I n this paper, following aspects are discussed so as to describe quantitatively the role of cracks on water movement in a clayey agricultural field with shrinkage cracks.
(1) Hydrological properties of drainage according with rainfall events.
(2) Quantitative estimation of the cracks which developed in the field.
(3) P hysical properties and routes of water flow through an undisturbed soil block (1.5m X5.0m).
(4) P hysical properties of water flow in the entire field estimated by recession curve of drain flow.
A test field was 30mX70m in area and has a impervious plastic sheet at 0.7m deep. A drain pipe, 60mm in diameter and 70m long was installed on the sheet and mole drains, 100mm in dia-meter, were constructed at about 0.35m deep and at 1.2m spacing. Soil texture was heavy clay (48%). Soil profile was able to be divided into two layers, plowed layer (about 0.1m thick) and subsoil. The subsoil had large prismatic structure due to shrinkage cracks penetrating to the bottom of the field.
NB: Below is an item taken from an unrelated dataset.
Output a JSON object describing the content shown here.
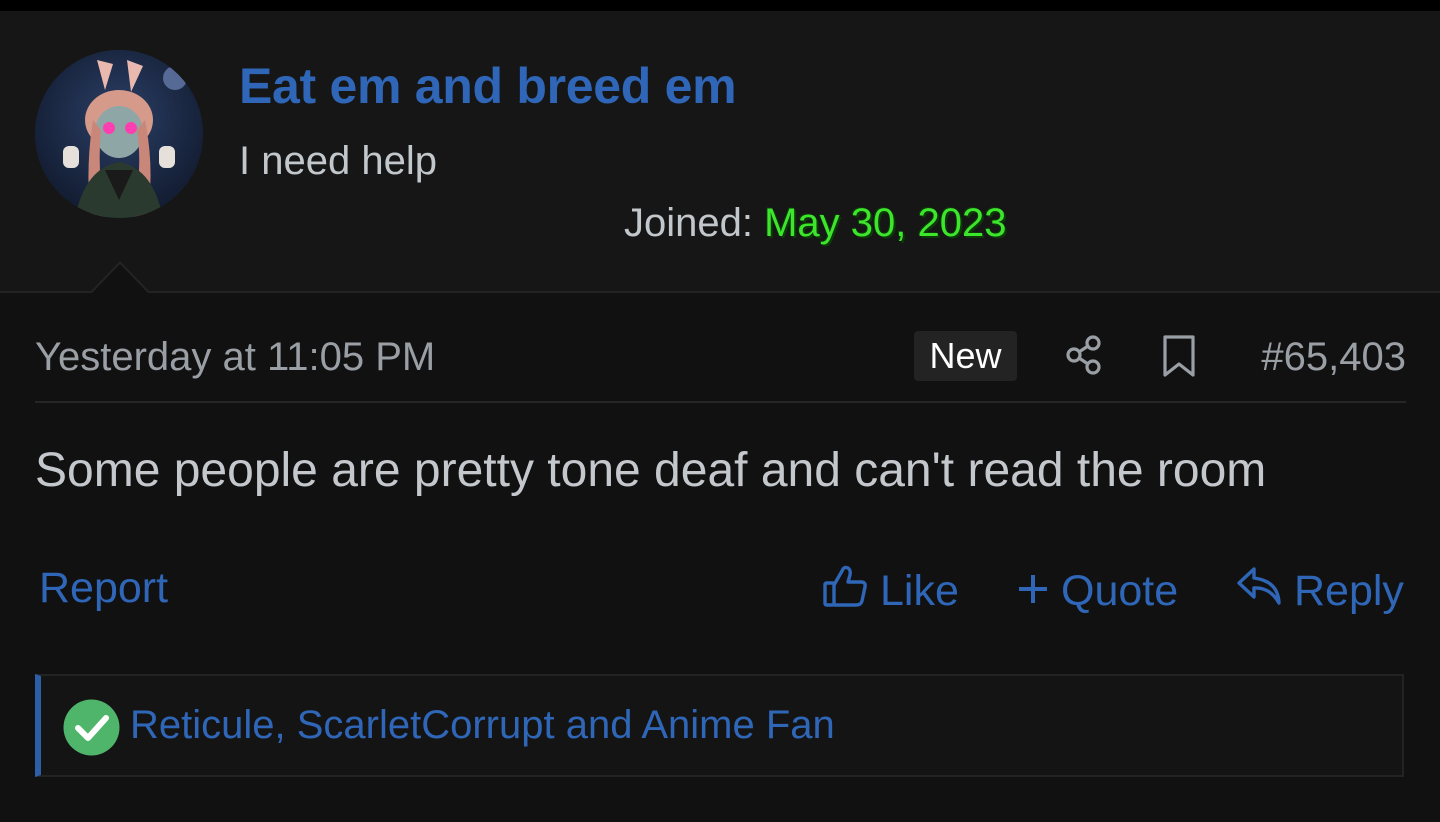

Matrix of the subsoil showed a massive structure and saturated hydraulic conductivity was no more than the order of 10-6 to 10-7 cm/s. Results of the experiments are as follows.
(1) Most of rain water was drained from the field by pipe drainage. The pipe drainage started soon after beginning of rainfall, and the drain flow responded quickly on the rainfall patterns.
⑵ In the subsoil of the field, cracks 1—2mm wide developed and the length of the cracks on horizontal sections was 20m/m2 at the depth shallower than the mole drains and 10m/m2 at the depth deeper than the mole drains. From these value, volume of the cracks could be estimated 1.5—3 % of the volume of entire field, and 1—2 % of the volume of the field deeper than 35cm.
⑶ Experiment by using the undisturbed soil block showed that water flowed only along the mole drains and cracks. When the water table was high and water flowed mainly along mole drains, rapid and non- Darcian flow occurred. On the other hand, when the water table was low and water flowed along only cracks, the flow showed D arcian property and the hydraulic conductivity was in the order of 10-2cm/s.
(4) Recession curve of the flow of the pipe drainage could be divided in to 2 parts. When water table was high, flow rate of the pipe drainage decreased linnearly with time. This was similar to flow property from an orifice of a water tank, and was interpreted by rapid flow along the mole drains. On the other hand, when wather table was low and water flows along the cracks, the flow rate decreased exponentially with time. This could be described very well by the equation of unsteady Darcy flow, and volume of the cracks and hydraulic conductivity was calculated 2% and in the order of 10—2cm/s respectively. From these results, it can be said that most of water flowed only along the mole drains and the crack in this clayey field, and that when the water flows along the cracks, the flow showed D ar ci an property and the hydraulic conductivity was in the order of 10-2cm/s.